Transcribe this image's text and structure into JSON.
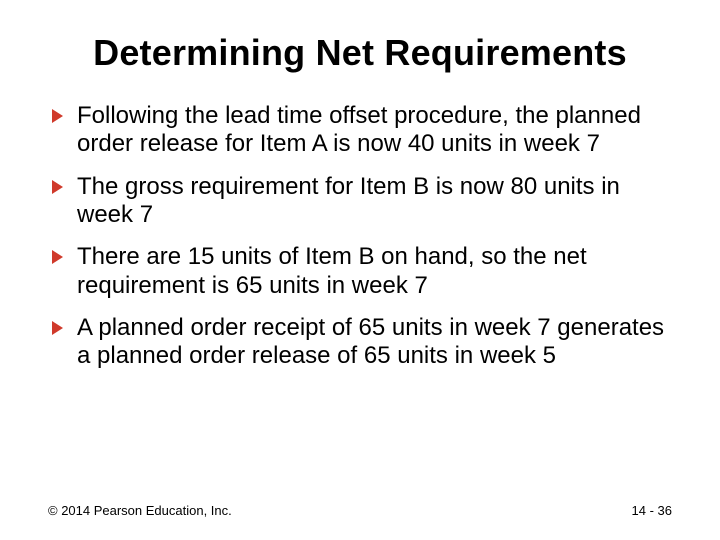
{
  "title": "Determining Net Requirements",
  "bullets": [
    "Following the lead time offset procedure, the planned order release for Item A is now 40 units in week 7",
    "The gross requirement for Item B is now 80 units in week 7",
    "There are 15 units of Item B on hand, so the net requirement is 65 units in week 7",
    "A planned order receipt of 65 units in week 7 generates a planned order release of 65 units in week 5"
  ],
  "footer": {
    "copyright": "© 2014 Pearson Education, Inc.",
    "page": "14 - 36"
  }
}
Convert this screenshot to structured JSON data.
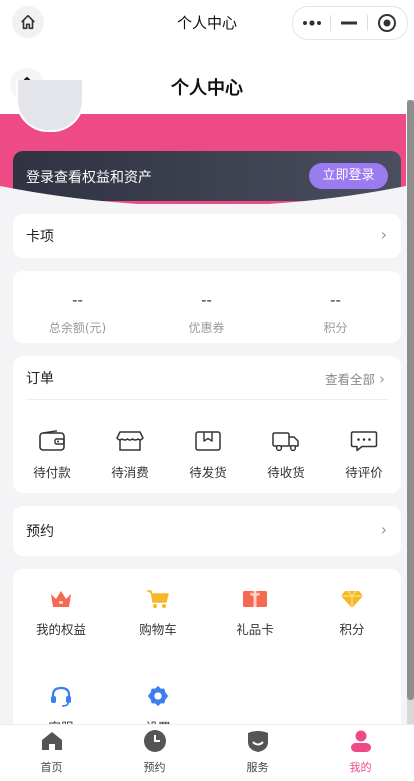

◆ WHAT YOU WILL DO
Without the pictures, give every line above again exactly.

◆ ANSWER BELOW
Transcribe this image's text and structure into JSON.
{
  "title": "Determining Net Requirements",
  "bullets": [
    "Following the lead time offset procedure, the planned order release for Item A is now 40 units in week 7",
    "The gross requirement for Item B is now 80 units in week 7",
    "There are 15 units of Item B on hand, so the net requirement is 65 units in week 7",
    "A planned order receipt of 65 units in week 7 generates a planned order release of 65 units in week 5"
  ],
  "footer": {
    "copyright": "© 2014 Pearson Education, Inc.",
    "page": "14 - 36"
  }
}
Convert this screenshot to structured JSON data.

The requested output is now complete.